== Supplied data ==
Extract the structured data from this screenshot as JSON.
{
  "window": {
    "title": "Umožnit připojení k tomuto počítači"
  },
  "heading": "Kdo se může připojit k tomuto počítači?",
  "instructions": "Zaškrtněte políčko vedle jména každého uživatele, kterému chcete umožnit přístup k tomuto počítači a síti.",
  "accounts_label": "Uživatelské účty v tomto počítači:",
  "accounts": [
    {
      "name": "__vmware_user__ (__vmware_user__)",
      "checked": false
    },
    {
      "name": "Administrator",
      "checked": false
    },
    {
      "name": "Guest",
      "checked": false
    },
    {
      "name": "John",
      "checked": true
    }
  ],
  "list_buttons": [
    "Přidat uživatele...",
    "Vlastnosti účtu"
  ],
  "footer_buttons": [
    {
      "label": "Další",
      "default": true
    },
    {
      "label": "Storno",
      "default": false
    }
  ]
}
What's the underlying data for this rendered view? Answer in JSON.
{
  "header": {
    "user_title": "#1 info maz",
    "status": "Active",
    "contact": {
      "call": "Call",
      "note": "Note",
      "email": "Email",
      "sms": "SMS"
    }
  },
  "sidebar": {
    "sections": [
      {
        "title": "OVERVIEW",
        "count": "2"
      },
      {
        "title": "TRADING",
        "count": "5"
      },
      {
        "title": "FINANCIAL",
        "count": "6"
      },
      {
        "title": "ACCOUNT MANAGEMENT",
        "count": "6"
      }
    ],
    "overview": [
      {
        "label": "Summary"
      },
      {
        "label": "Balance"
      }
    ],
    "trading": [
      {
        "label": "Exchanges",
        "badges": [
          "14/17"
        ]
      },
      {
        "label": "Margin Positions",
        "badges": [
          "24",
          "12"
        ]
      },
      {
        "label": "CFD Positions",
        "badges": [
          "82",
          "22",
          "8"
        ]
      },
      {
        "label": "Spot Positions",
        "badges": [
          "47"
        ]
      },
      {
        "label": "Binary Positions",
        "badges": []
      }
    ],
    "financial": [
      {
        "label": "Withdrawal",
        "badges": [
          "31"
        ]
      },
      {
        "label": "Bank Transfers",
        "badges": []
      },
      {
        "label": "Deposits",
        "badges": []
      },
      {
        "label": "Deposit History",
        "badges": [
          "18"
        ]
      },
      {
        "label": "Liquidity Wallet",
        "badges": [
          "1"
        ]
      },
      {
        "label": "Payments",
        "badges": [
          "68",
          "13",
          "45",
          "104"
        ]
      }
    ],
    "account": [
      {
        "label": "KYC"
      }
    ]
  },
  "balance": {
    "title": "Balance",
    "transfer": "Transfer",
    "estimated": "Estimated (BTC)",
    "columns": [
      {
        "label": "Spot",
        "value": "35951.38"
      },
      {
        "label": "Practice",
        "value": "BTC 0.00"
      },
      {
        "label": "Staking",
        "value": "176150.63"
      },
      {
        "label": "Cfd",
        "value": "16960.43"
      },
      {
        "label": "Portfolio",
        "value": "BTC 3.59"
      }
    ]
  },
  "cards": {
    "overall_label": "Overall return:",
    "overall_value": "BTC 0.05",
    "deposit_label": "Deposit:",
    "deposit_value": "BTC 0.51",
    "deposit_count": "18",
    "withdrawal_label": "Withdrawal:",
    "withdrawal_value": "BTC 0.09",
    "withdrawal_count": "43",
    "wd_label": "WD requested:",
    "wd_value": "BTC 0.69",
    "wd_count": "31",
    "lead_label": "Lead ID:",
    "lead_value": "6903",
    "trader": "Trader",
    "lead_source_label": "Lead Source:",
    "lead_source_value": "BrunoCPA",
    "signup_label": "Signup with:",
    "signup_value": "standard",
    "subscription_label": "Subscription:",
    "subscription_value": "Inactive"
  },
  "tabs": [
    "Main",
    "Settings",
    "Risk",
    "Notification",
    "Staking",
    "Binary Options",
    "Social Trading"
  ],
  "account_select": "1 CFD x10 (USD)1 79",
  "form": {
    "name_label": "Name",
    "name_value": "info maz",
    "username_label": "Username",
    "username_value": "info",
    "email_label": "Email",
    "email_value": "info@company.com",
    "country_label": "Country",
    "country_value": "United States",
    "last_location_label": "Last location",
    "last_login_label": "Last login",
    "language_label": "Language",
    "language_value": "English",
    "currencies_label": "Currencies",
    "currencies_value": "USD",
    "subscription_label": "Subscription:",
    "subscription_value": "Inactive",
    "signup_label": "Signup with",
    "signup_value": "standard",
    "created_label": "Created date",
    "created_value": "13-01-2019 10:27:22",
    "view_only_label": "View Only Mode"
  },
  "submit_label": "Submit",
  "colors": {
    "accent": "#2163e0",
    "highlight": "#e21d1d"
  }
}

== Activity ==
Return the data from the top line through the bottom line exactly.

== Response to this exercise ==
Extract the structured data from this screenshot as JSON.
{
  "window": {
    "title": "Umožnit připojení k tomuto počítači"
  },
  "heading": "Kdo se může připojit k tomuto počítači?",
  "instructions": "Zaškrtněte políčko vedle jména každého uživatele, kterému chcete umožnit přístup k tomuto počítači a síti.",
  "accounts_label": "Uživatelské účty v tomto počítači:",
  "accounts": [
    {
      "name": "__vmware_user__ (__vmware_user__)",
      "checked": false
    },
    {
      "name": "Administrator",
      "checked": false
    },
    {
      "name": "Guest",
      "checked": false
    },
    {
      "name": "John",
      "checked": true
    }
  ],
  "list_buttons": [
    "Přidat uživatele...",
    "Vlastnosti účtu"
  ],
  "footer_buttons": [
    {
      "label": "Další",
      "default": true
    },
    {
      "label": "Storno",
      "default": false
    }
  ]
}
What's the underlying data for this rendered view? Answer in JSON.
{
  "header": {
    "user_title": "#1 info maz",
    "status": "Active",
    "contact": {
      "call": "Call",
      "note": "Note",
      "email": "Email",
      "sms": "SMS"
    }
  },
  "sidebar": {
    "sections": [
      {
        "title": "OVERVIEW",
        "count": "2"
      },
      {
        "title": "TRADING",
        "count": "5"
      },
      {
        "title": "FINANCIAL",
        "count": "6"
      },
      {
        "title": "ACCOUNT MANAGEMENT",
        "count": "6"
      }
    ],
    "overview": [
      {
        "label": "Summary"
      },
      {
        "label": "Balance"
      }
    ],
    "trading": [
      {
        "label": "Exchanges",
        "badges": [
          "14/17"
        ]
      },
      {
        "label": "Margin Positions",
        "badges": [
          "24",
          "12"
        ]
      },
      {
        "label": "CFD Positions",
        "badges": [
          "82",
          "22",
          "8"
        ]
      },
      {
        "label": "Spot Positions",
        "badges": [
          "47"
        ]
      },
      {
        "label": "Binary Positions",
        "badges": []
      }
    ],
    "financial": [
      {
        "label": "Withdrawal",
        "badges": [
          "31"
        ]
      },
      {
        "label": "Bank Transfers",
        "badges": []
      },
      {
        "label": "Deposits",
        "badges": []
      },
      {
        "label": "Deposit History",
        "badges": [
          "18"
        ]
      },
      {
        "label": "Liquidity Wallet",
        "badges": [
          "1"
        ]
      },
      {
        "label": "Payments",
        "badges": [
          "68",
          "13",
          "45",
          "104"
        ]
      }
    ],
    "account": [
      {
        "label": "KYC"
      }
    ]
  },
  "balance": {
    "title": "Balance",
    "transfer": "Transfer",
    "estimated": "Estimated (BTC)",
    "columns": [
      {
        "label": "Spot",
        "value": "35951.38"
      },
      {
        "label": "Practice",
        "value": "BTC 0.00"
      },
      {
        "label": "Staking",
        "value": "176150.63"
      },
      {
        "label": "Cfd",
        "value": "16960.43"
      },
      {
        "label": "Portfolio",
        "value": "BTC 3.59"
      }
    ]
  },
  "cards": {
    "overall_label": "Overall return:",
    "overall_value": "BTC 0.05",
    "deposit_label": "Deposit:",
    "deposit_value": "BTC 0.51",
    "deposit_count": "18",
    "withdrawal_label": "Withdrawal:",
    "withdrawal_value": "BTC 0.09",
    "withdrawal_count": "43",
    "wd_label": "WD requested:",
    "wd_value": "BTC 0.69",
    "wd_count": "31",
    "lead_label": "Lead ID:",
    "lead_value": "6903",
    "trader": "Trader",
    "lead_source_label": "Lead Source:",
    "lead_source_value": "BrunoCPA",
    "signup_label": "Signup with:",
    "signup_value": "standard",
    "subscription_label": "Subscription:",
    "subscription_value": "Inactive"
  },
  "tabs": [
    "Main",
    "Settings",
    "Risk",
    "Notification",
    "Staking",
    "Binary Options",
    "Social Trading"
  ],
  "account_select": "1 CFD x10 (USD)1 79",
  "form": {
    "name_label": "Name",
    "name_value": "info maz",
    "username_label": "Username",
    "username_value": "info",
    "email_label": "Email",
    "email_value": "info@company.com",
    "country_label": "Country",
    "country_value": "United States",
    "last_location_label": "Last location",
    "last_login_label": "Last login",
    "language_label": "Language",
    "language_value": "English",
    "currencies_label": "Currencies",
    "currencies_value": "USD",
    "subscription_label": "Subscription:",
    "subscription_value": "Inactive",
    "signup_label": "Signup with",
    "signup_value": "standard",
    "created_label": "Created date",
    "created_value": "13-01-2019 10:27:22",
    "view_only_label": "View Only Mode"
  },
  "submit_label": "Submit",
  "colors": {
    "accent": "#2163e0",
    "highlight": "#e21d1d"
  }
}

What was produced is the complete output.